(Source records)
----------

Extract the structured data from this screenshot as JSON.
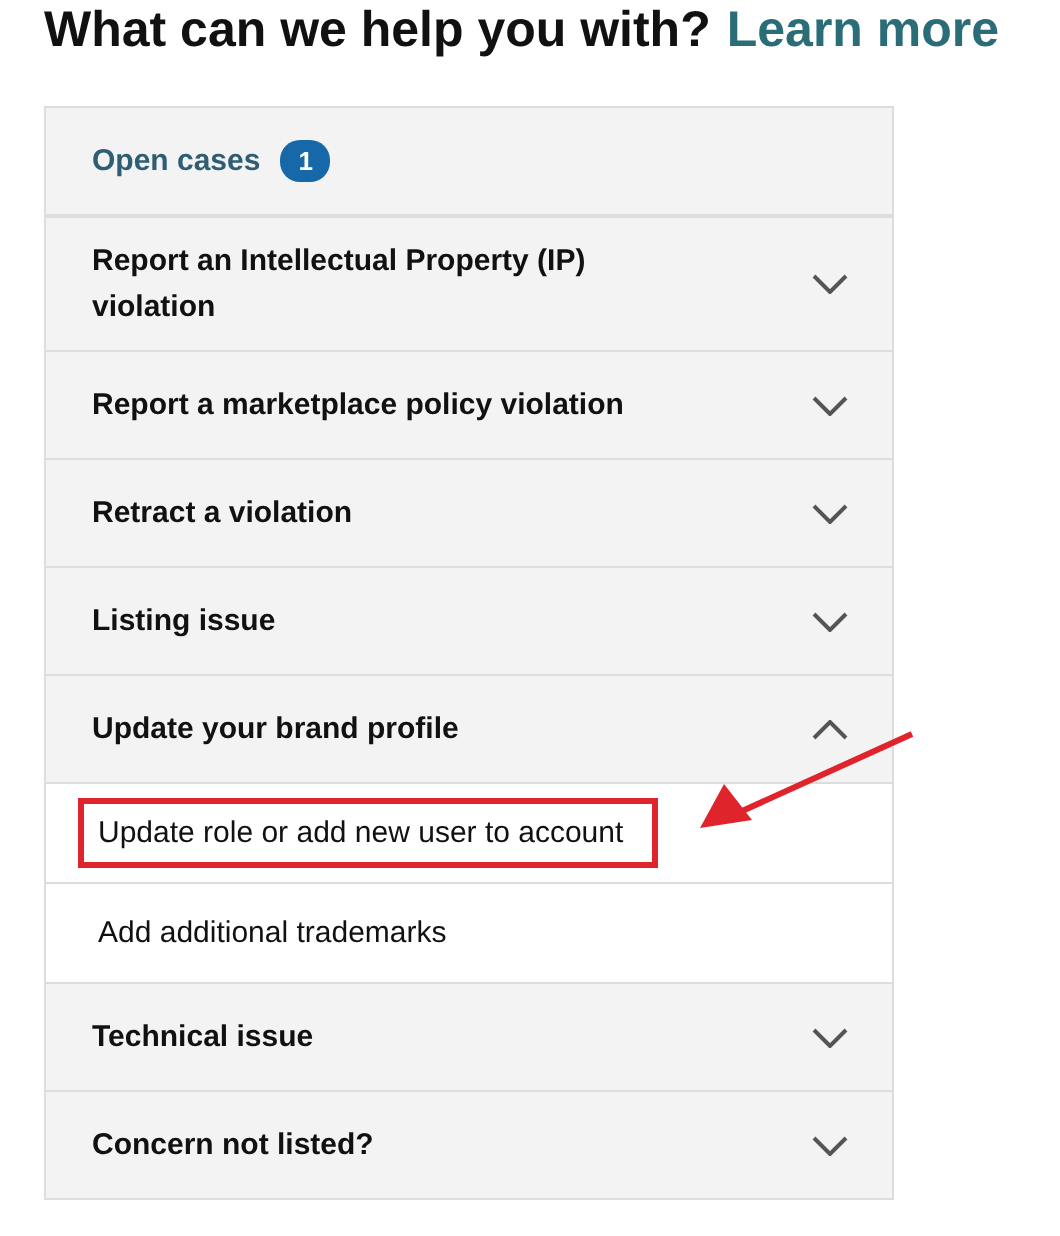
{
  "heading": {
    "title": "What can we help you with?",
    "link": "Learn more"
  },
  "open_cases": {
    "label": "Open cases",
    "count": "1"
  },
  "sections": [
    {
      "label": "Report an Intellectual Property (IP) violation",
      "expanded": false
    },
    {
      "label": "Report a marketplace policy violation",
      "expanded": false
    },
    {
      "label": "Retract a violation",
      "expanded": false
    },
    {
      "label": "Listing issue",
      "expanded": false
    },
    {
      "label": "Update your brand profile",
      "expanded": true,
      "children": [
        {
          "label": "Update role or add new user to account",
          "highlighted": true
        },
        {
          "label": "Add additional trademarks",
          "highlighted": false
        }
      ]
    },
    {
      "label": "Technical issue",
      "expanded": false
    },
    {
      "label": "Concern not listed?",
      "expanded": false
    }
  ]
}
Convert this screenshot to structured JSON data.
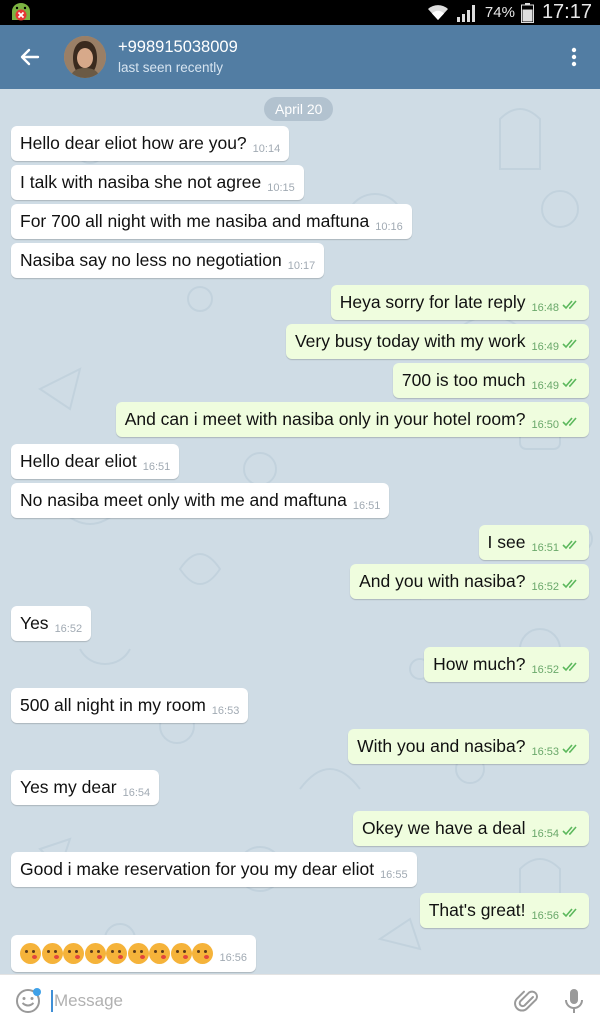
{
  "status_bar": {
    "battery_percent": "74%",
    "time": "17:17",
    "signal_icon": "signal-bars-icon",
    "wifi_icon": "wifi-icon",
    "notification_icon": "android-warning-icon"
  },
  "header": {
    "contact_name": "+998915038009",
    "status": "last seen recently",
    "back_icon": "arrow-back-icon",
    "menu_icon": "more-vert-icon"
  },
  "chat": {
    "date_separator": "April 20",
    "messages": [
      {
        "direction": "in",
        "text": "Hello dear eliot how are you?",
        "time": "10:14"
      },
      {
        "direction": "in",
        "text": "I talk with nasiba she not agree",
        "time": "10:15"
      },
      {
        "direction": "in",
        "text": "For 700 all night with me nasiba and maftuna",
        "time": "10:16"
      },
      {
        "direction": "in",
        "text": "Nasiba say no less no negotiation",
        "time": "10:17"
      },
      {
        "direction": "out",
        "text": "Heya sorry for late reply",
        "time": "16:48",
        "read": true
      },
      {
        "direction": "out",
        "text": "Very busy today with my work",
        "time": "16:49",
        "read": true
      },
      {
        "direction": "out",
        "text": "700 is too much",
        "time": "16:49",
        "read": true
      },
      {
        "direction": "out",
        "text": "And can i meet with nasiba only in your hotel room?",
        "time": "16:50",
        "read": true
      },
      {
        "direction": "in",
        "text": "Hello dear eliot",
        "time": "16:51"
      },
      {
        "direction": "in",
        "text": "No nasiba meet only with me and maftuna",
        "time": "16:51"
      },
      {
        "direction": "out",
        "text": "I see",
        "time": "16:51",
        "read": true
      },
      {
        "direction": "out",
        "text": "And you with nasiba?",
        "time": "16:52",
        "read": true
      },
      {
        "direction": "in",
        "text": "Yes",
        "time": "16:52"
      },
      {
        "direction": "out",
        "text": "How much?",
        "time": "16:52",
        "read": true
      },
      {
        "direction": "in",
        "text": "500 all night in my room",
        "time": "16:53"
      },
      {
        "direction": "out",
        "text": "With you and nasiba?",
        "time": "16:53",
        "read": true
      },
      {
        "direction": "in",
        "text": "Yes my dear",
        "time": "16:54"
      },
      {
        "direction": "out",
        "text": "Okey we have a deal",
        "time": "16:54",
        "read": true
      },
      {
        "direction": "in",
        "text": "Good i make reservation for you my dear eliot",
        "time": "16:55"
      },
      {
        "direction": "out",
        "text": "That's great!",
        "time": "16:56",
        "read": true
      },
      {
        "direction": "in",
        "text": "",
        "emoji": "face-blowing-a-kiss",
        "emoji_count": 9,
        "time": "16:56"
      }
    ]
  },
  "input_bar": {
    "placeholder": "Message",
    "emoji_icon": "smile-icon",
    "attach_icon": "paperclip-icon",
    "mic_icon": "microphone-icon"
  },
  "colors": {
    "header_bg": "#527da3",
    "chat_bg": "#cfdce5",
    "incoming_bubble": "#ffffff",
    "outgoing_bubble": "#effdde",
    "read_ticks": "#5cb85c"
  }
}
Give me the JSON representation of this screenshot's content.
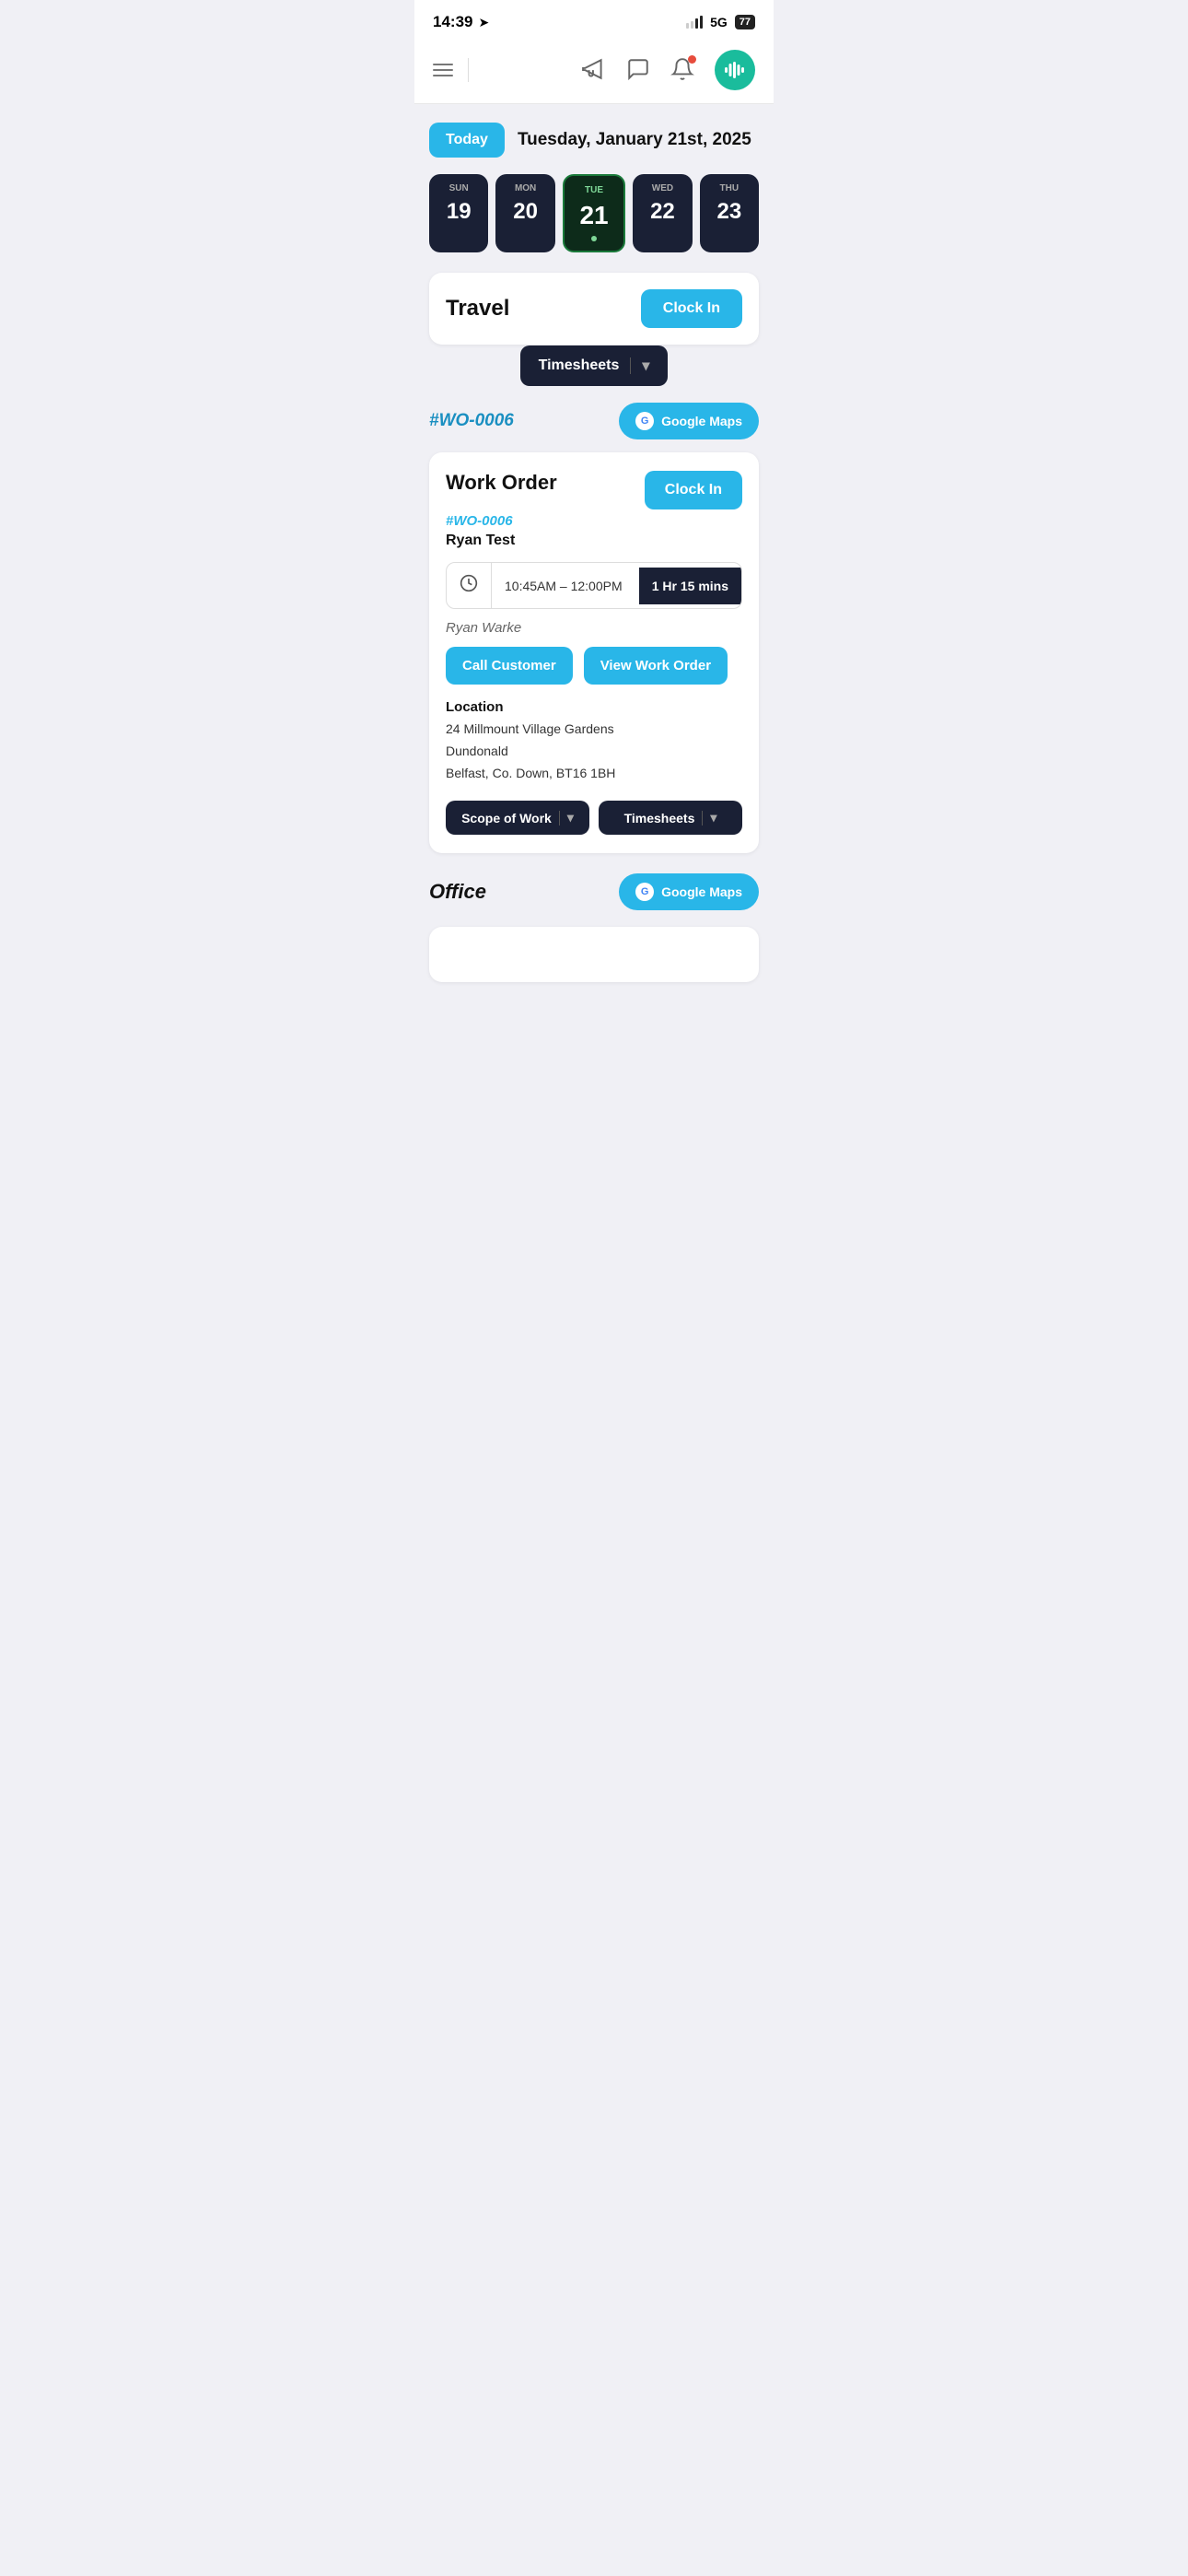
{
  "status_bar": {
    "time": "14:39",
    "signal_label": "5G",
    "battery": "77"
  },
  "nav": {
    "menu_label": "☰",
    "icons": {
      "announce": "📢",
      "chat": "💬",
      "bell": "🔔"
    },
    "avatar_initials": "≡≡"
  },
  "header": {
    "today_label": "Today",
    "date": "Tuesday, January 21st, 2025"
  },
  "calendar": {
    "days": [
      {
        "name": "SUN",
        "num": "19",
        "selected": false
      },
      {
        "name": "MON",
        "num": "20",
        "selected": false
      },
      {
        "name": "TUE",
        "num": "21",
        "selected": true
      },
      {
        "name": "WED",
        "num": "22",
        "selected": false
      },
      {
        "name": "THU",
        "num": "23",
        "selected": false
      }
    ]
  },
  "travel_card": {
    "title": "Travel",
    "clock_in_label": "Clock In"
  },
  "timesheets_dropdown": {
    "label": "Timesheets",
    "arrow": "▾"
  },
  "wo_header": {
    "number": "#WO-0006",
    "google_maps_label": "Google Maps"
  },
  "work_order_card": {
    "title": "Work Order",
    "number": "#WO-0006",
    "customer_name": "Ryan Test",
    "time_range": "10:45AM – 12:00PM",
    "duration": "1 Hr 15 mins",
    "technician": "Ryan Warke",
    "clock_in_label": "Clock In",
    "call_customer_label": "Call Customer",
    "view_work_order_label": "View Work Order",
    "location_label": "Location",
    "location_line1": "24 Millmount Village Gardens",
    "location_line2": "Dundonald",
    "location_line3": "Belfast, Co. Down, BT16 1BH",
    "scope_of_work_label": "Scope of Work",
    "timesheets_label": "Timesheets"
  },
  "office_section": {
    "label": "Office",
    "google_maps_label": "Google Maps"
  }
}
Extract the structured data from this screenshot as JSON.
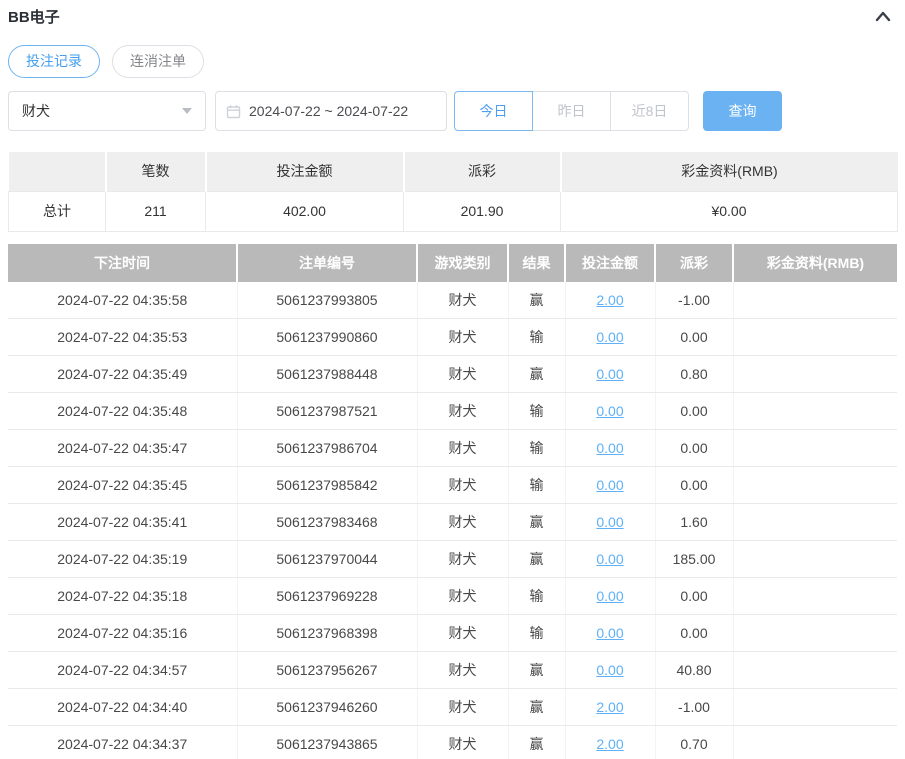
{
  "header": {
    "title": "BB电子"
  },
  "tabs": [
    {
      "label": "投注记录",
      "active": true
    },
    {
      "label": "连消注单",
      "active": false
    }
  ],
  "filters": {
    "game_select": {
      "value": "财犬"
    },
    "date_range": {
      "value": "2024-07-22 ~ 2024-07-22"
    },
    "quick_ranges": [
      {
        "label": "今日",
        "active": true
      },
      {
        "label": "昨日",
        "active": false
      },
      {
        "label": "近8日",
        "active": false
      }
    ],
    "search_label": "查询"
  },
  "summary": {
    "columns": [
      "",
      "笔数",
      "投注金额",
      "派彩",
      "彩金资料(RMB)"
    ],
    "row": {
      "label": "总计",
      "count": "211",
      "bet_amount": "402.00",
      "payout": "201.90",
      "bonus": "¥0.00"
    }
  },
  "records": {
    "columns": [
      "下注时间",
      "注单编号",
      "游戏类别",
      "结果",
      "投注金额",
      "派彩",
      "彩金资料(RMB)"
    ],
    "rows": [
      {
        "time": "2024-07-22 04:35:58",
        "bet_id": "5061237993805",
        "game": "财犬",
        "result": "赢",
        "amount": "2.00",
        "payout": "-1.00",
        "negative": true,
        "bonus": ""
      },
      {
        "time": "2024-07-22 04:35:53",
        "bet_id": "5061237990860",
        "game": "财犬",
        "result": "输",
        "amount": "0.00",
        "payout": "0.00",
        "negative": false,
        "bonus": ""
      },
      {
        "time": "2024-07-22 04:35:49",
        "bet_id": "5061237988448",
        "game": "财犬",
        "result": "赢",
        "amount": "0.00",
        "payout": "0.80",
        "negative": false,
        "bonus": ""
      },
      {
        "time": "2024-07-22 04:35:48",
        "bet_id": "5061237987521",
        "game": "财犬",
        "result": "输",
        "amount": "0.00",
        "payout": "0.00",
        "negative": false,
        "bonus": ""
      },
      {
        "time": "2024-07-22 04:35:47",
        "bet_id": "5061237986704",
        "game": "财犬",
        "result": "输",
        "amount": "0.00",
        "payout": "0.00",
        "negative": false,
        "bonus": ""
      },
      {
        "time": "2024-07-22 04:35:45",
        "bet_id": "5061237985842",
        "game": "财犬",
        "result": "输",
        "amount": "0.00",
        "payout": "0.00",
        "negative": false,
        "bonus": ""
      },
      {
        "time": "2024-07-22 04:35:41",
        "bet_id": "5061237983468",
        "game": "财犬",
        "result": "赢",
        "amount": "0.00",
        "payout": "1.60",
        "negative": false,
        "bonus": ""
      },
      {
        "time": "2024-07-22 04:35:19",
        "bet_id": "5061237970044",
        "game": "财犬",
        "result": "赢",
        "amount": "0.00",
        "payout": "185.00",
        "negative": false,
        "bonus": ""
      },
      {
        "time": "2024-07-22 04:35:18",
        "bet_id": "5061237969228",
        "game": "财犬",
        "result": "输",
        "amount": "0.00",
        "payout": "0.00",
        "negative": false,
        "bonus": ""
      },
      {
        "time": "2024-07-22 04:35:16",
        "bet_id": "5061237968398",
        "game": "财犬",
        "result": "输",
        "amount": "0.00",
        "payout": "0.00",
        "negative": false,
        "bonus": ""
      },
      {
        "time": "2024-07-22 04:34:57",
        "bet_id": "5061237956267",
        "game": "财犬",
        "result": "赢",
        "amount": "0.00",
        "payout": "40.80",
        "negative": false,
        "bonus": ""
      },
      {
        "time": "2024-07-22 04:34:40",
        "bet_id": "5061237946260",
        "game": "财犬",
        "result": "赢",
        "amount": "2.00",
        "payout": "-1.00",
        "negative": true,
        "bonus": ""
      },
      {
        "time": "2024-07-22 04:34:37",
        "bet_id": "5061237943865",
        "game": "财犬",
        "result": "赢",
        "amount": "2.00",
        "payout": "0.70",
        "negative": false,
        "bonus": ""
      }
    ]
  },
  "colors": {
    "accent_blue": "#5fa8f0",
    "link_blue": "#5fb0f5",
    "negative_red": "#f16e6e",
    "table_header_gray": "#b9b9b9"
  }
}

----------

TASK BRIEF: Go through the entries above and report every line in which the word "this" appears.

THE ANSWER:
Extract the structured data from this screenshot as JSON.
Convert this screenshot to structured JSON data.
Give me the JSON representation of this screenshot's content.
Extract the structured data from this screenshot as JSON.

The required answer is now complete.